lines
(range 0 (dimensions :h)))
(apply map sum-up)
(map cell-as-text)
(partition (dimensions :w))
(map (partial reduce str))
(interpose \newline)
(reduce str)
(overlay-boards input-board))))


Translated directly to Kotlin’s built-in functions it looks something like this:

fun cellAsText(cellValue: Int) =
if (cellValue == 0) " " else cellValue.toString()

fun overlayCell(top: Char, bottom: Char) =
if (isMine(top)) top else bottom

fun draw(inputBoard: CharSequence): String {
val lines = inputBoard.split("\n")
val h = lines.size
val w = lines.first().length
return sumUp((0 until h).flatMap { y -> boardsForLine(h, w, lines[y], y) })
.map(::cellAsText)
.chunked(w)
.map { it -> it.joinToString("") }
.joinToString("\n")
.zip(inputBoard)
.map { (a,b) -> overlayCell(b, a) }
.joinToString("")
}


Here Clojure’s partition function is replaced by Kotlin’s chunked function and str with string functions like joinToString. Once again Clojure’s multi-argument map function does not have a direct translation in Kotlin so we use zip to merge the result with the initial board to generate the final results. To get something more closely resembling thr Clojure code we can take advantage of Kotlin’s extension methods. We’ll need to create some helper methods.

fun str(a: CharSequence, b: CharSequence) = listOf(a, b).joinToString("")

fun List<CharSequence>.interpose(sep: CharSequence) =
this.flatMap { it -> listOf(sep, it) }.drop(1)


An then use them to build the data pipeline:

fun CharSequence.overlayBoards(other: CharSequence) =
other.zip(this, ::overlayCell).joinToString("")

fun draw(inputBoard: CharSequence): String {
val lines = inputBoard.split("\n")
val h = lines.size
val w = lines.first().length

return (0 until h).flatMap { y -> boardsForLine(h, w, lines[y], y) }
.sumUp()
.map(::cellAsText)
.chunked(w)
.map { it -> it.reduce(::str) }
.interpose("\n")
.reduce(::str)
.overlayBoards(inputBoard)
}


Using extension methods has allowed us to put the other functions like interpose and overlayBoards into the pipeline giving us an effect similar to Clojure’s thread-last operator.

We can check the output by calling the draw function from main:

fun main(args: Array<String>) {
println(draw("*   \n *  \n  * \n   *"))
}


And it does indeed, in case you’re wondering, give us the results we expect.

*21
2*21
12*2
12*


### Conclusion

I was impressed by Clojure’s ability to simplify complex pipelines using the thread-last ->> operator.
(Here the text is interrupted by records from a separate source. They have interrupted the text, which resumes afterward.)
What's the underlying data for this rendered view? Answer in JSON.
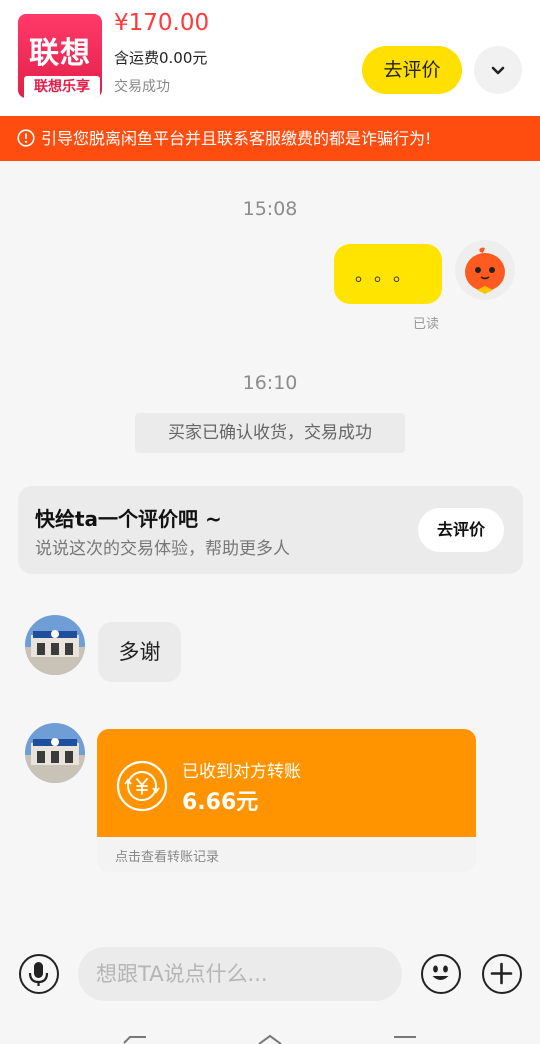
{
  "header": {
    "product_logo_text": "联想",
    "product_logo_sub": "联想乐享",
    "price": "¥170.00",
    "shipping": "含运费0.00元",
    "status": "交易成功",
    "review_button": "去评价"
  },
  "warning": {
    "text": "引导您脱离闲鱼平台并且联系客服缴费的都是诈骗行为!"
  },
  "chat": {
    "time1": "15:08",
    "my_message": "。。。",
    "read_status": "已读",
    "time2": "16:10",
    "system_message": "买家已确认收货，交易成功",
    "review_card": {
      "title": "快给ta一个评价吧 ~",
      "subtitle": "说说这次的交易体验，帮助更多人",
      "button": "去评价"
    },
    "other_message": "多谢",
    "transfer": {
      "label": "已收到对方转账",
      "amount": "6.66元",
      "footer": "点击查看转账记录"
    }
  },
  "input_bar": {
    "placeholder": "想跟TA说点什么..."
  },
  "colors": {
    "accent_yellow": "#ffe000",
    "warning_orange": "#ff4d0f",
    "transfer_orange": "#ff9400",
    "price_red": "#ff3a3a"
  },
  "icons": {
    "expand": "chevron-down-icon",
    "warning": "exclamation-circle-icon",
    "transfer": "yuan-exchange-icon",
    "voice": "microphone-icon",
    "emoji": "smiley-icon",
    "more": "plus-icon"
  }
}
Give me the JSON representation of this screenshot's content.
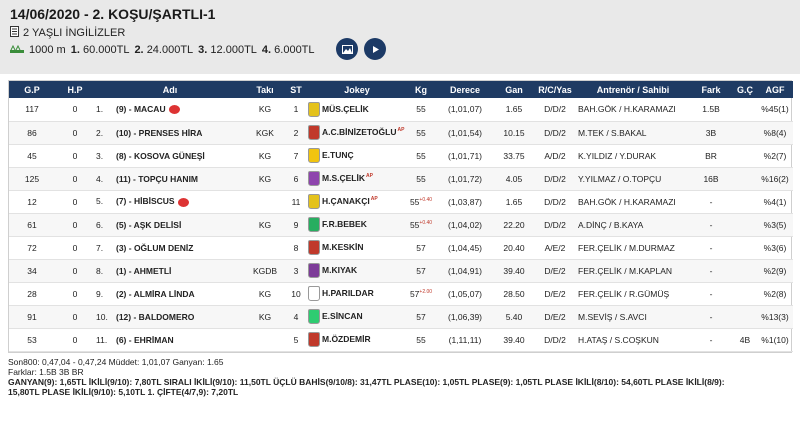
{
  "header": {
    "title": "14/06/2020 - 2. KOŞU/ŞARTLI-1",
    "subtitle": "2 YAŞLI İNGİLİZLER",
    "distance": "1000 m",
    "prizes": [
      {
        "rank": "1.",
        "amount": "60.000TL"
      },
      {
        "rank": "2.",
        "amount": "24.000TL"
      },
      {
        "rank": "3.",
        "amount": "12.000TL"
      },
      {
        "rank": "4.",
        "amount": "6.000TL"
      }
    ],
    "icons": {
      "camera": "camera-icon",
      "video": "play-icon"
    }
  },
  "columns": [
    "G.P",
    "H.P",
    "Adı",
    "Takı",
    "ST",
    "Jokey",
    "Kg",
    "Derece",
    "Gan",
    "R/C/Yas",
    "Antrenör / Sahibi",
    "Fark",
    "G.Ç",
    "AGF"
  ],
  "rows": [
    {
      "gp": "117",
      "hp": "0",
      "rank": "1.",
      "name": "(9) - MACAU",
      "taki": "KG",
      "st": "1",
      "jokey": "MÜS.ÇELİK",
      "jsup": "",
      "kg": "55",
      "kgsup": "",
      "derece": "(1,01,07)",
      "gan": "1.65",
      "rcy": "D/D/2",
      "trainer": "BAH.GÖK / H.KARAMAZI",
      "fark": "1.5B",
      "gc": "",
      "agf": "%45(1)",
      "badge": true,
      "jersey": "#e4c21c"
    },
    {
      "gp": "86",
      "hp": "0",
      "rank": "2.",
      "name": "(10) - PRENSES HİRA",
      "taki": "KGK",
      "st": "2",
      "jokey": "A.C.BİNİZETOĞLU",
      "jsup": "AP",
      "kg": "55",
      "kgsup": "",
      "derece": "(1,01,54)",
      "gan": "10.15",
      "rcy": "D/D/2",
      "trainer": "M.TEK / S.BAKAL",
      "fark": "3B",
      "gc": "",
      "agf": "%8(4)",
      "badge": false,
      "jersey": "#c0392b"
    },
    {
      "gp": "45",
      "hp": "0",
      "rank": "3.",
      "name": "(8) - KOSOVA GÜNEŞİ",
      "taki": "KG",
      "st": "7",
      "jokey": "E.TUNÇ",
      "jsup": "",
      "kg": "55",
      "kgsup": "",
      "derece": "(1,01,71)",
      "gan": "33.75",
      "rcy": "A/D/2",
      "trainer": "K.YILDIZ / Y.DURAK",
      "fark": "BR",
      "gc": "",
      "agf": "%2(7)",
      "badge": false,
      "jersey": "#f1c40f"
    },
    {
      "gp": "125",
      "hp": "0",
      "rank": "4.",
      "name": "(11) - TOPÇU HANIM",
      "taki": "KG",
      "st": "6",
      "jokey": "M.S.ÇELİK",
      "jsup": "AP",
      "kg": "55",
      "kgsup": "",
      "derece": "(1,01,72)",
      "gan": "4.05",
      "rcy": "D/D/2",
      "trainer": "Y.YILMAZ / O.TOPÇU",
      "fark": "16B",
      "gc": "",
      "agf": "%16(2)",
      "badge": false,
      "jersey": "#8e44ad"
    },
    {
      "gp": "12",
      "hp": "0",
      "rank": "5.",
      "name": "(7) - HİBİSCUS",
      "taki": "",
      "st": "11",
      "jokey": "H.ÇANAKÇI",
      "jsup": "AP",
      "kg": "55",
      "kgsup": "+0.40",
      "derece": "(1,03,87)",
      "gan": "1.65",
      "rcy": "D/D/2",
      "trainer": "BAH.GÖK / H.KARAMAZI",
      "fark": "-",
      "gc": "",
      "agf": "%4(1)",
      "badge": true,
      "jersey": "#e4c21c"
    },
    {
      "gp": "61",
      "hp": "0",
      "rank": "6.",
      "name": "(5) - AŞK DELİSİ",
      "taki": "KG",
      "st": "9",
      "jokey": "F.R.BEBEK",
      "jsup": "",
      "kg": "55",
      "kgsup": "+0.40",
      "derece": "(1,04,02)",
      "gan": "22.20",
      "rcy": "D/D/2",
      "trainer": "A.DİNÇ / B.KAYA",
      "fark": "-",
      "gc": "",
      "agf": "%3(5)",
      "badge": false,
      "jersey": "#27ae60"
    },
    {
      "gp": "72",
      "hp": "0",
      "rank": "7.",
      "name": "(3) - OĞLUM DENİZ",
      "taki": "",
      "st": "8",
      "jokey": "M.KESKİN",
      "jsup": "",
      "kg": "57",
      "kgsup": "",
      "derece": "(1,04,45)",
      "gan": "20.40",
      "rcy": "A/E/2",
      "trainer": "FER.ÇELİK / M.DURMAZ",
      "fark": "-",
      "gc": "",
      "agf": "%3(6)",
      "badge": false,
      "jersey": "#c0392b"
    },
    {
      "gp": "34",
      "hp": "0",
      "rank": "8.",
      "name": "(1) - AHMETLİ",
      "taki": "KGDB",
      "st": "3",
      "jokey": "M.KIYAK",
      "jsup": "",
      "kg": "57",
      "kgsup": "",
      "derece": "(1,04,91)",
      "gan": "39.40",
      "rcy": "D/E/2",
      "trainer": "FER.ÇELİK / M.KAPLAN",
      "fark": "-",
      "gc": "",
      "agf": "%2(9)",
      "badge": false,
      "jersey": "#7d3c98"
    },
    {
      "gp": "28",
      "hp": "0",
      "rank": "9.",
      "name": "(2) - ALMİRA LİNDA",
      "taki": "KG",
      "st": "10",
      "jokey": "H.PARILDAR",
      "jsup": "",
      "kg": "57",
      "kgsup": "+2.00",
      "derece": "(1,05,07)",
      "gan": "28.50",
      "rcy": "D/E/2",
      "trainer": "FER.ÇELİK / R.GÜMÜŞ",
      "fark": "-",
      "gc": "",
      "agf": "%2(8)",
      "badge": false,
      "jersey": "#ffffff"
    },
    {
      "gp": "91",
      "hp": "0",
      "rank": "10.",
      "name": "(12) - BALDOMERO",
      "taki": "KG",
      "st": "4",
      "jokey": "E.SİNCAN",
      "jsup": "",
      "kg": "57",
      "kgsup": "",
      "derece": "(1,06,39)",
      "gan": "5.40",
      "rcy": "D/E/2",
      "trainer": "M.SEVİŞ / S.AVCI",
      "fark": "-",
      "gc": "",
      "agf": "%13(3)",
      "badge": false,
      "jersey": "#2ecc71"
    },
    {
      "gp": "53",
      "hp": "0",
      "rank": "11.",
      "name": "(6) - EHRİMAN",
      "taki": "",
      "st": "5",
      "jokey": "M.ÖZDEMİR",
      "jsup": "",
      "kg": "55",
      "kgsup": "",
      "derece": "(1,11,11)",
      "gan": "39.40",
      "rcy": "D/D/2",
      "trainer": "H.ATAŞ / S.COŞKUN",
      "fark": "-",
      "gc": "4B",
      "agf": "%1(10)",
      "badge": false,
      "jersey": "#c0392b"
    }
  ],
  "footer": {
    "line1": "Son800: 0,47,04 - 0,47,24 Müddet: 1,01,07 Ganyan: 1.65",
    "line2": "Farklar: 1.5B 3B BR",
    "line3": "GANYAN(9): 1,65TL İKİLİ(9/10): 7,80TL SIRALI İKİLİ(9/10): 11,50TL ÜÇLÜ BAHİS(9/10/8): 31,47TL PLASE(10): 1,05TL PLASE(9): 1,05TL PLASE İKİLİ(8/10): 54,60TL PLASE İKİLİ(8/9):",
    "line4": "15,80TL PLASE İKİLİ(9/10): 5,10TL 1. ÇİFTE(4/7,9): 7,20TL"
  }
}
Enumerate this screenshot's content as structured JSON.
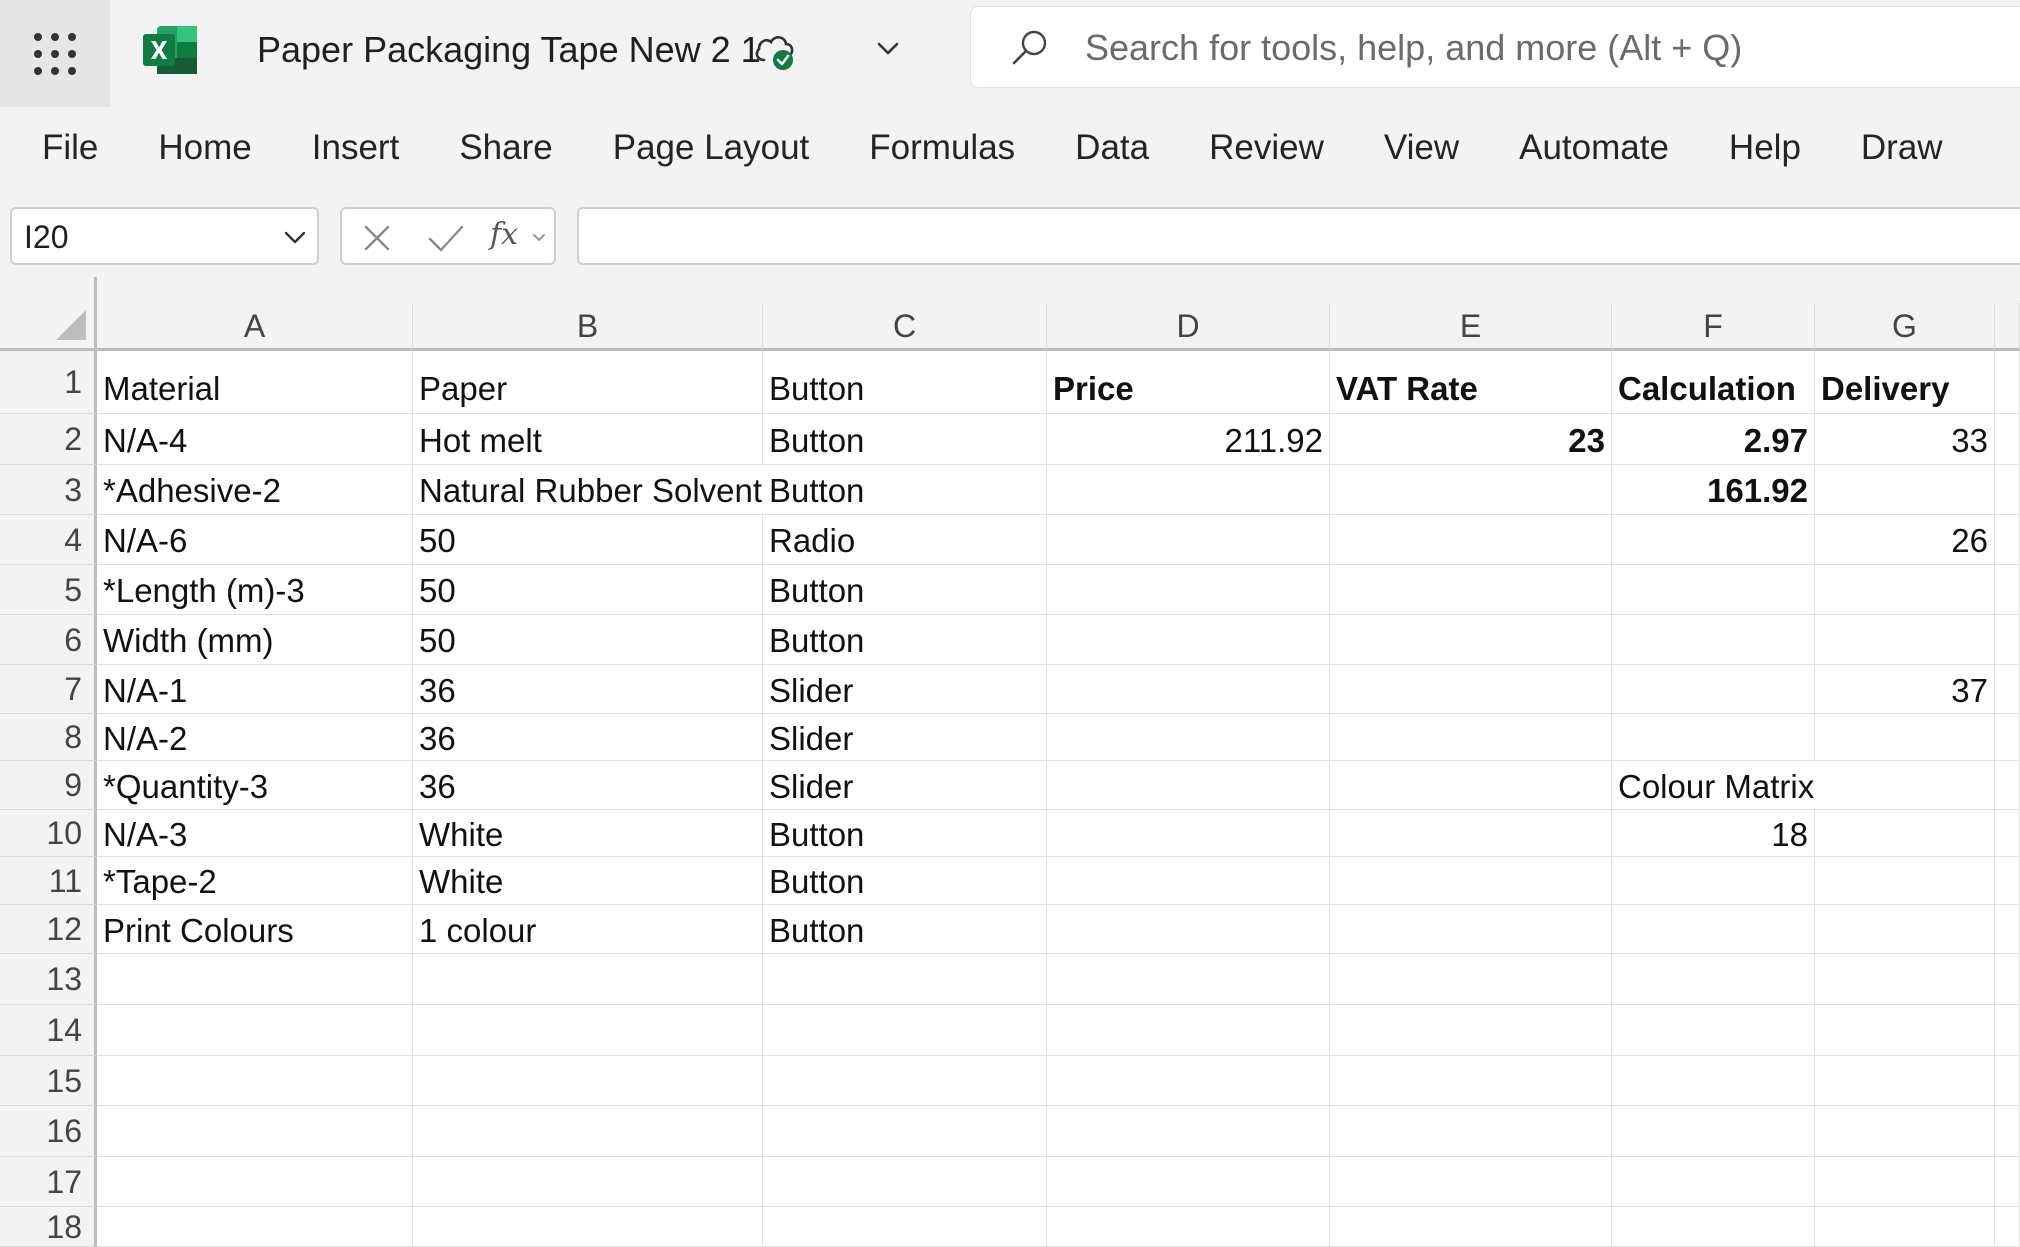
{
  "app": {
    "document_title": "Paper Packaging Tape New 2 1",
    "brand_color": "#107c41",
    "icons": [
      "app-launcher-icon",
      "excel-logo-icon",
      "cloud-saved-icon",
      "chevron-down-icon",
      "search-icon"
    ]
  },
  "search": {
    "placeholder": "Search for tools, help, and more (Alt + Q)"
  },
  "menu": [
    "File",
    "Home",
    "Insert",
    "Share",
    "Page Layout",
    "Formulas",
    "Data",
    "Review",
    "View",
    "Automate",
    "Help",
    "Draw"
  ],
  "formula_bar": {
    "name_box": "I20",
    "formula": ""
  },
  "sheet": {
    "columns": [
      "A",
      "B",
      "C",
      "D",
      "E",
      "F",
      "G"
    ],
    "rows": [
      "1",
      "2",
      "3",
      "4",
      "5",
      "6",
      "7",
      "8",
      "9",
      "10",
      "11",
      "12",
      "13",
      "14",
      "15",
      "16",
      "17",
      "18"
    ],
    "cells": {
      "A1": "Material",
      "B1": "Paper",
      "C1": "Button",
      "D1": "Price",
      "E1": "VAT Rate",
      "F1": "Calculation",
      "G1": "Delivery",
      "A2": "N/A-4",
      "B2": "Hot melt",
      "C2": "Button",
      "D2": "211.92",
      "E2": "23",
      "F2": "2.97",
      "G2": "33",
      "A3": "*Adhesive-2",
      "B3": "Natural Rubber Solvent",
      "C3": "Button",
      "F3": "161.92",
      "A4": "N/A-6",
      "B4": "50",
      "C4": "Radio",
      "G4": "26",
      "A5": "*Length (m)-3",
      "B5": "50",
      "C5": "Button",
      "A6": "Width (mm)",
      "B6": "50",
      "C6": "Button",
      "A7": "N/A-1",
      "B7": "36",
      "C7": "Slider",
      "G7": "37",
      "A8": "N/A-2",
      "B8": "36",
      "C8": "Slider",
      "A9": "*Quantity-3",
      "B9": "36",
      "C9": "Slider",
      "F9": "Colour Matrix",
      "A10": "N/A-3",
      "B10": "White",
      "C10": "Button",
      "F10": "18",
      "A11": "*Tape-2",
      "B11": "White",
      "C11": "Button",
      "A12": "Print Colours",
      "B12": "1 colour",
      "C12": "Button"
    }
  }
}
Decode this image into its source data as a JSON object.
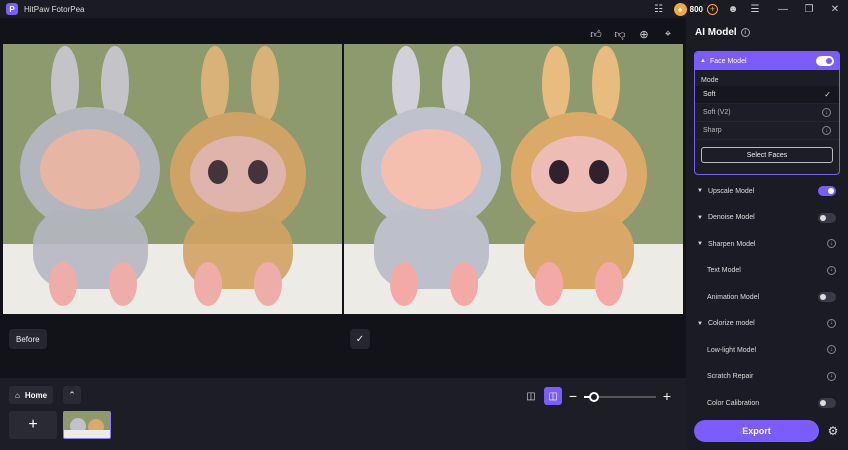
{
  "titlebar": {
    "app_title": "HitPaw FotorPea",
    "logo_letter": "P",
    "coin_count": "800",
    "icons": [
      "gamepad-icon",
      "coin-icon",
      "add-coins-icon",
      "account-icon",
      "menu-icon"
    ],
    "window_controls": [
      "minimize-icon",
      "restore-icon",
      "close-icon"
    ]
  },
  "toolbar": {
    "icons": [
      "thumbs-up-icon",
      "thumbs-down-icon",
      "zoom-in-icon",
      "crop-icon"
    ]
  },
  "preview": {
    "before_label": "Before",
    "after_icon": "check-icon"
  },
  "bottom": {
    "home_label": "Home",
    "zoom_level": 0.14
  },
  "sidebar": {
    "title": "AI Model",
    "face_model": {
      "label": "Face Model",
      "enabled": true,
      "mode_label": "Mode",
      "options": [
        {
          "label": "Soft",
          "status": "selected"
        },
        {
          "label": "Soft (V2)",
          "status": "download"
        },
        {
          "label": "Sharp",
          "status": "download"
        }
      ],
      "select_faces_label": "Select Faces"
    },
    "models": [
      {
        "label": "Upscale Model",
        "arrow": true,
        "control": "toggle-on"
      },
      {
        "label": "Denoise Model",
        "arrow": true,
        "control": "toggle-off"
      },
      {
        "label": "Sharpen Model",
        "arrow": true,
        "control": "download"
      },
      {
        "label": "Text Model",
        "arrow": false,
        "control": "download"
      },
      {
        "label": "Animation Model",
        "arrow": false,
        "control": "toggle-off"
      },
      {
        "label": "Colorize model",
        "arrow": true,
        "control": "download"
      },
      {
        "label": "Low-light Model",
        "arrow": false,
        "control": "download"
      },
      {
        "label": "Scratch Repair",
        "arrow": false,
        "control": "download"
      },
      {
        "label": "Color Calibration",
        "arrow": false,
        "control": "toggle-off"
      }
    ],
    "export_label": "Export"
  },
  "colors": {
    "accent": "#7b5cff",
    "background": "#15151d",
    "panel": "#1b1b23",
    "photo_wall": "#8c9a6d",
    "photo_floor": "#ecebe6"
  }
}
I needed to resort to extension methods to get the same effect in Kotlin. It’s a powerful thing and now I’m wondering why I haven’t seen it before. Maybe it’s only possible because of Clojure’s dynamic typing. The way the map operation is implemented is also very useful as compared to similar approaches in other languages.

I’m starting to get the gist of Clojure’s syntax (if only scratching the surface of it runtime). This exercise has helped really understand some non-trivial Clojure code. Next step will be to convert some existing functional style Kotlin to Clojure. That’s for another day.

Comparing Clojure to Kotlin - December 16, 2018 - John Hearn